Tip Pooling in Casinos

The Second District Court of Appeal in Los Angeles has ruled that casinos may insist on tip pooling among their employees, but found that the Hawaiian Gardens Casino may have violated the ban on participation in tip pools by supervisors. Lu v. Hawaiian Gardens Casino, Inc., Case No. B194209 (Jan. 22, 2009). We previously wrote about tip pooling in this blog on July 6, 2008, in our report on the Starbucks settlement with its baristas.

Labor Code section 351 prohibits employers from taking tips or crediting tips toward minimum wage obligations. However, under a 1990 Court of Appeal decision, employers may insist that employees pool their tips so that all are treated fairly. Leighton v. Old Heidelberg, Ltd., 219 Cal.App.3d 1062 (1990). That decision explained: "To the contrary, the restaurant business has long accommodated this practice which, through custom and usage, has become an industry policy or standard, a "house rule and is with nearly all Restaurants," by which the restaurant employer, as part of the operation of his business and to ensure peace and harmony in employee relations, pools and distributes among those employees, who directly provide table service to a patron, the gratuity left by him, and enforces that policy as a condition of employment."

The Hawaiian Gardens Casino dealers argued in their class action lawsuit that the rule permitting tip pooling should not apply to them because the tips were handed directly to them, and were not intended to be left for all the employees in the casino who provided service. The court rejected the argument. "As in restaurants, a tip pool in a casino promotes good service among all of the employees who come in contact with the patron, which enhances the casino's reputation and increases its business."

However, that did not get the casino out of the lawsuit. There was evidence that some of those who participated in the tip pool acted in a supervisory capacity by participating in evaluations and by directing and advising dealers on their conduct. That would make such employees "agents" who are barred by section 351 from receiving any tip money.

Although there is no private right to sue under section 351, any violation of the statute may form the basis for a claim under the Unfair Competition Law, Business and Professions Code section 17200.

1 comment:

George said...

How does stealing the customer's tip to pay the casino's staffing costs equate to enhancing the casino's reputation?

I wish judges would wake up and realize that tips are the customer's private property. Instead of ruling as to who is or isn't entitled to share in the customer's private property, his tip, judges should be ruling that all employer required tip pools are the illegal appropriation of private property.
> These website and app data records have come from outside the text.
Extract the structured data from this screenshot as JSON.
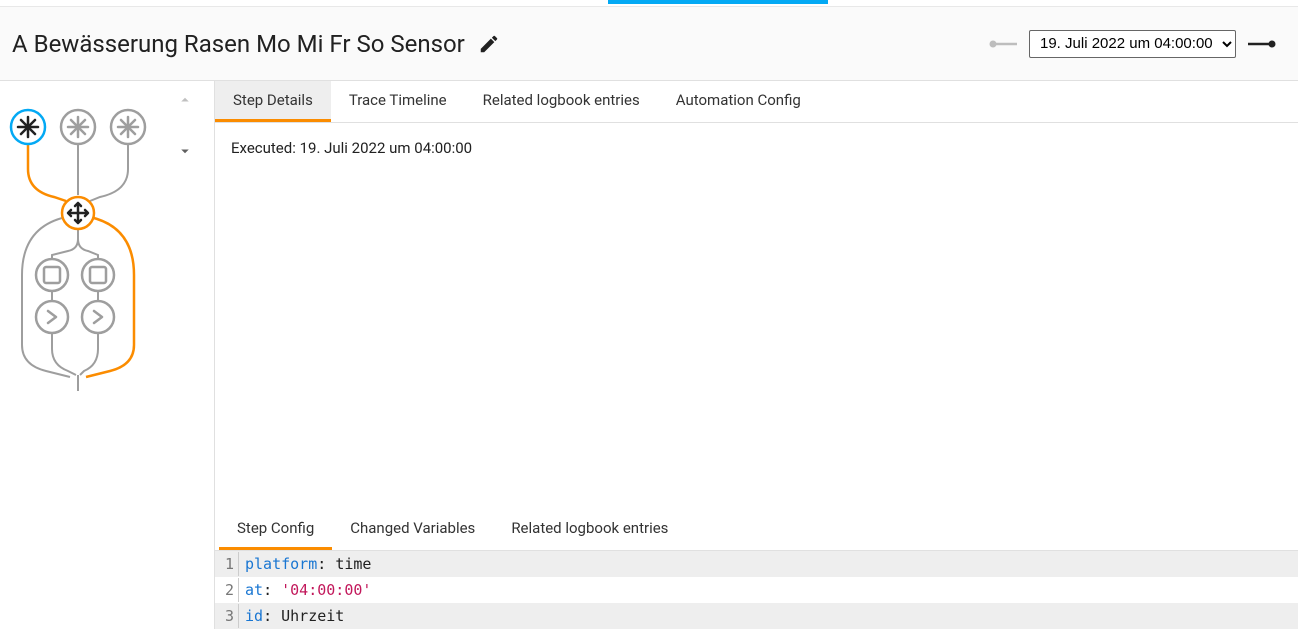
{
  "header": {
    "title": "A Bewässerung Rasen Mo Mi Fr So Sensor",
    "run_selected": "19. Juli 2022 um 04:00:00"
  },
  "tabs_upper": {
    "items": [
      {
        "label": "Step Details",
        "active": true
      },
      {
        "label": "Trace Timeline",
        "active": false
      },
      {
        "label": "Related logbook entries",
        "active": false
      },
      {
        "label": "Automation Config",
        "active": false
      }
    ]
  },
  "step_details": {
    "executed_prefix": "Executed: ",
    "executed_time": "19. Juli 2022 um 04:00:00"
  },
  "tabs_lower": {
    "items": [
      {
        "label": "Step Config",
        "active": true
      },
      {
        "label": "Changed Variables",
        "active": false
      },
      {
        "label": "Related logbook entries",
        "active": false
      }
    ]
  },
  "step_config": {
    "lines": [
      {
        "n": "1",
        "key": "platform",
        "colon": ": ",
        "val": "time",
        "val_is_string": false
      },
      {
        "n": "2",
        "key": "at",
        "colon": ": ",
        "val": "'04:00:00'",
        "val_is_string": true
      },
      {
        "n": "3",
        "key": "id",
        "colon": ": ",
        "val": "Uhrzeit",
        "val_is_string": false
      }
    ]
  },
  "graph": {
    "active_color": "#03a9f4",
    "path_color": "#fb8c00",
    "idle_color": "#9e9e9e"
  }
}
If customers want their tips shared, they have every right and ability to share them themselves.

I beleive many judges across this country are fraudulently suggesting that they have somekind of legal authority to appropriate the customer's private property simply so the public will not realize that many businesses are stealing their property when they blatantly confiscate and appropriate their tips.

By fraudulently suggesting that the courts are authorized to determine who may or may not share in a tip pool, or the customer's private property, employers are exhonerated from any claims that they are illegally appropriating the customer's private property.